Then Roland mounted his horse. With him were Oliver, his comrade, and Otho and Berenger, and Gerard of Roussillon, an aged warrior, and others, men of renown. And Turpin the Archbishop cried, "By my head, I will go also." So they chose twenty thousand warriors with whom to keep the passes.
Meanwhile King Charles had entered the valley of Roncesvalles. High were the mountains on either side of the way, and the valleys were gloomy and dark. But when the army[Pg 251] had passed through the valley, they saw the fair land of Gascony, and as they saw it they thought of their homes and their wives and daughters. There was not one of them but wept for very tenderness of heart. But of all that company there was none sadder than the King himself, when he thought how he had left his nephew Count Roland behind him in the passes of Spain.
And now the Saracen King Marsilas began to gather his army. He laid a strict command on all his nobles and chiefs that they should bring with them to Saragossa as many men as they could gather together. And when they were come to the city, it being the third day from the issuing of the King's command, they saluted the great image of Mahomet, the false prophet, that stood on the topmost tower. This done they went forth from the city gates. They made all haste, marching across the mountains and valleys of Spain till they came in sight of the standard of France, where Roland and Oliver and the Twelve Peers were ranged in battle array.
The Saracen champions donned their coats of mail, of double substance most of them, and they set upon their heads helmets of Saragossa of well-tempered metal, and they girded themselves with swords of Vienna. Fair were their shields to view; their lances were from Valentia; their standards were of white, blue, and red. Their mules they left with the servants, and, mounting their chargers, so moved forwards. Fair was the day and bright the sun, as their armor flashed in the light, and the drums were beaten so loudly that the Frenchmen heard the sound.
Said Oliver to Roland, "Comrade, methinks we shall soon do battle with the Saracens."
"God grant it," answered Roland. "'Tis our duty to hold the place for the King, and we will do it, come what may. As for me, I will not set an ill example."

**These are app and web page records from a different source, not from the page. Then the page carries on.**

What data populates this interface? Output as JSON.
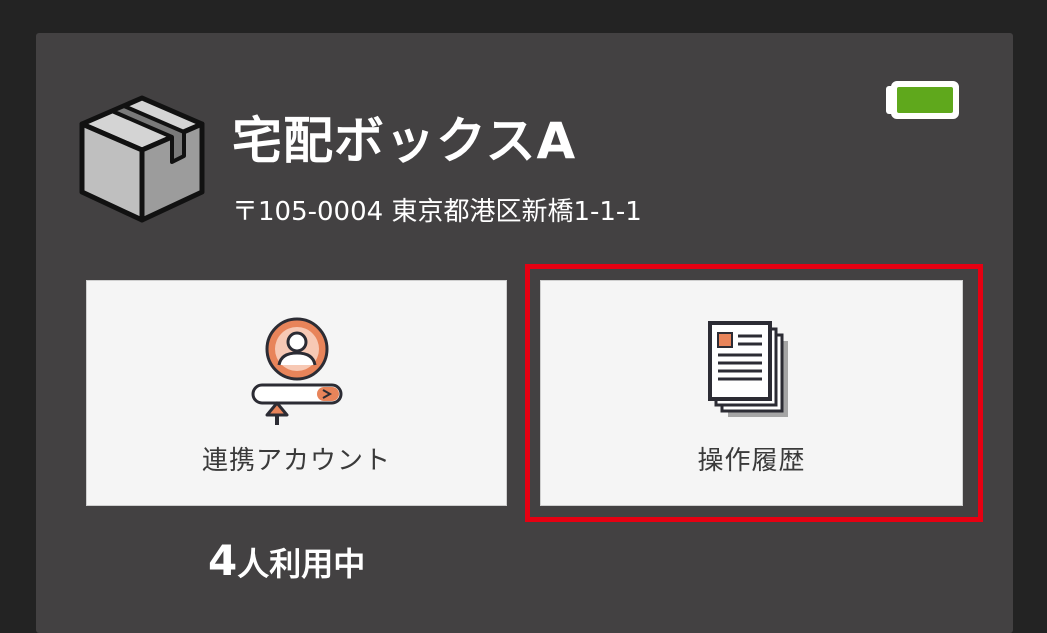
{
  "device": {
    "name": "宅配ボックスA",
    "address": "〒105-0004 東京都港区新橋1-1-1",
    "battery_level": 1.0
  },
  "cards": [
    {
      "label": "連携アカウント",
      "icon": "account-link-icon"
    },
    {
      "label": "操作履歴",
      "icon": "history-document-icon"
    }
  ],
  "usage": {
    "count": "4",
    "suffix": "人利用中"
  },
  "colors": {
    "background": "#232323",
    "panel": "#434142",
    "card": "#f5f5f5",
    "highlight": "#e60012",
    "battery": "#5fa81c",
    "accent": "#e8845a"
  }
}
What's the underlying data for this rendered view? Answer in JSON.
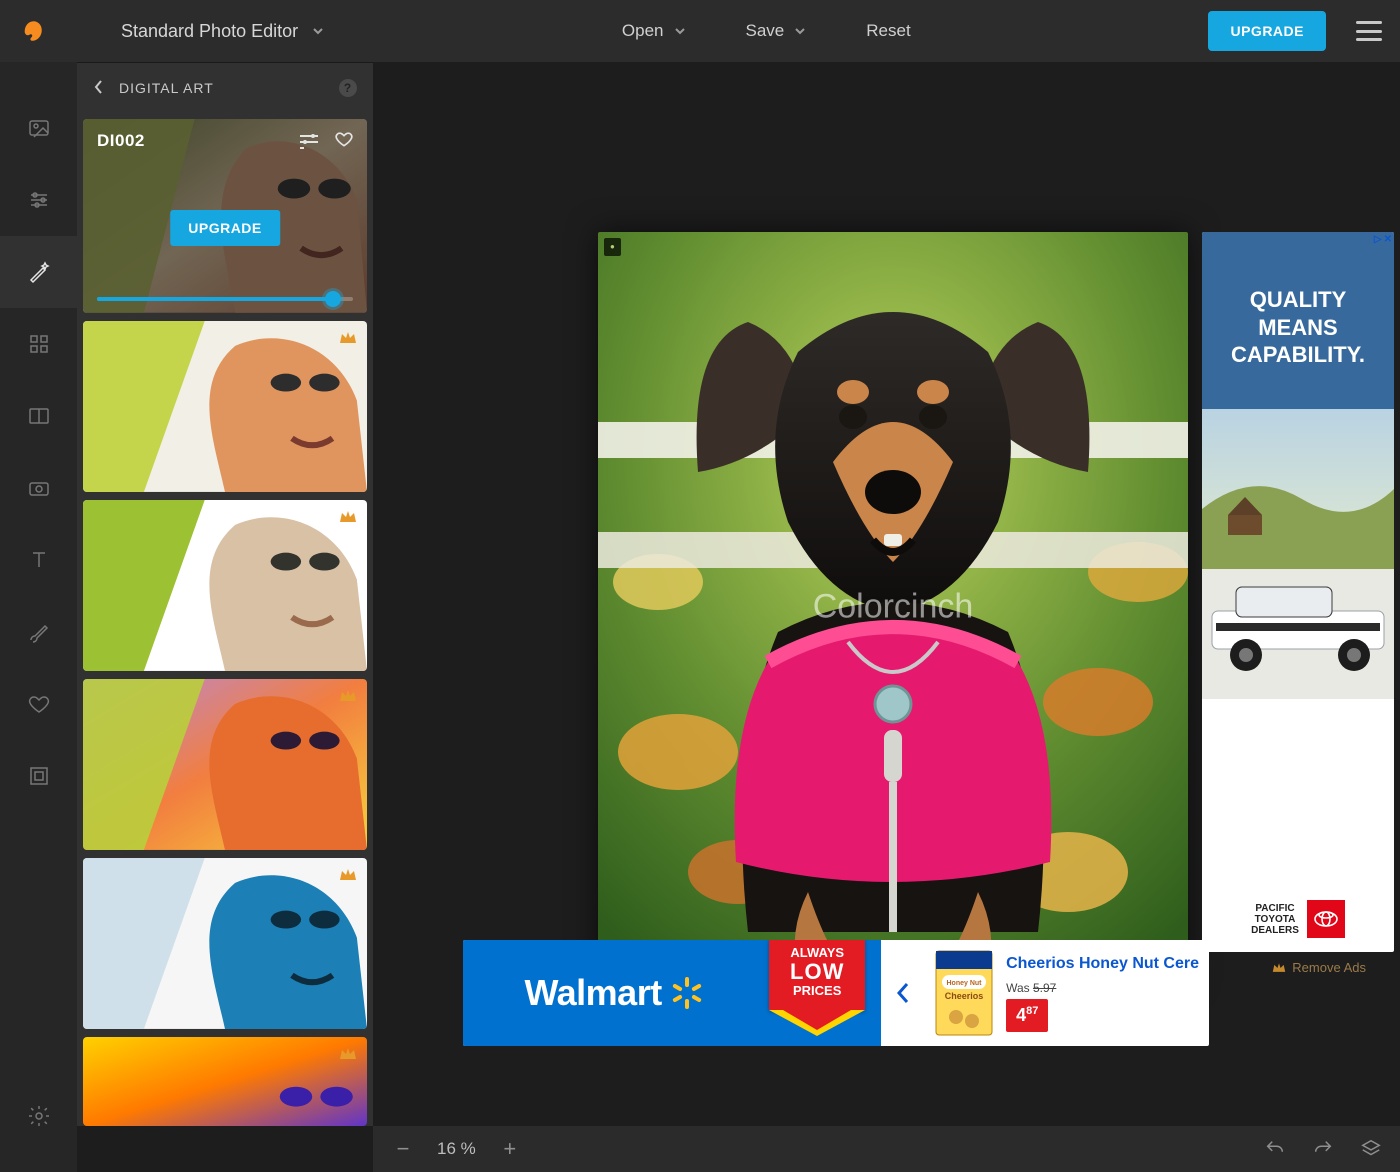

[Pg 252] Oliver climbed to the top of a hill, and saw from thence the whole army of the heathen. He cried to Roland his companion, "I see the flashing of arms. We men of France shall have no small trouble therefrom. This is the doing of Ganelon the traitor."
"Be silent," answered Roland, "till you shall know; say no more about him."
Oliver looked again from the hilltop, and saw how the Saracens came on. So many there were that he could not count their battalions. He descended to the plain with all speed, and came to the array of the French, and said, "I have seen more heathen than man ever yet saw together upon the earth. There are a hundred thousand at the least. We shall have such a battle with them as has never before been fought. My brethren of France, quit you like men, be strong; stand firm that you be not conquered." And all the army shouted with one voice, "Cursed be he that shall fly."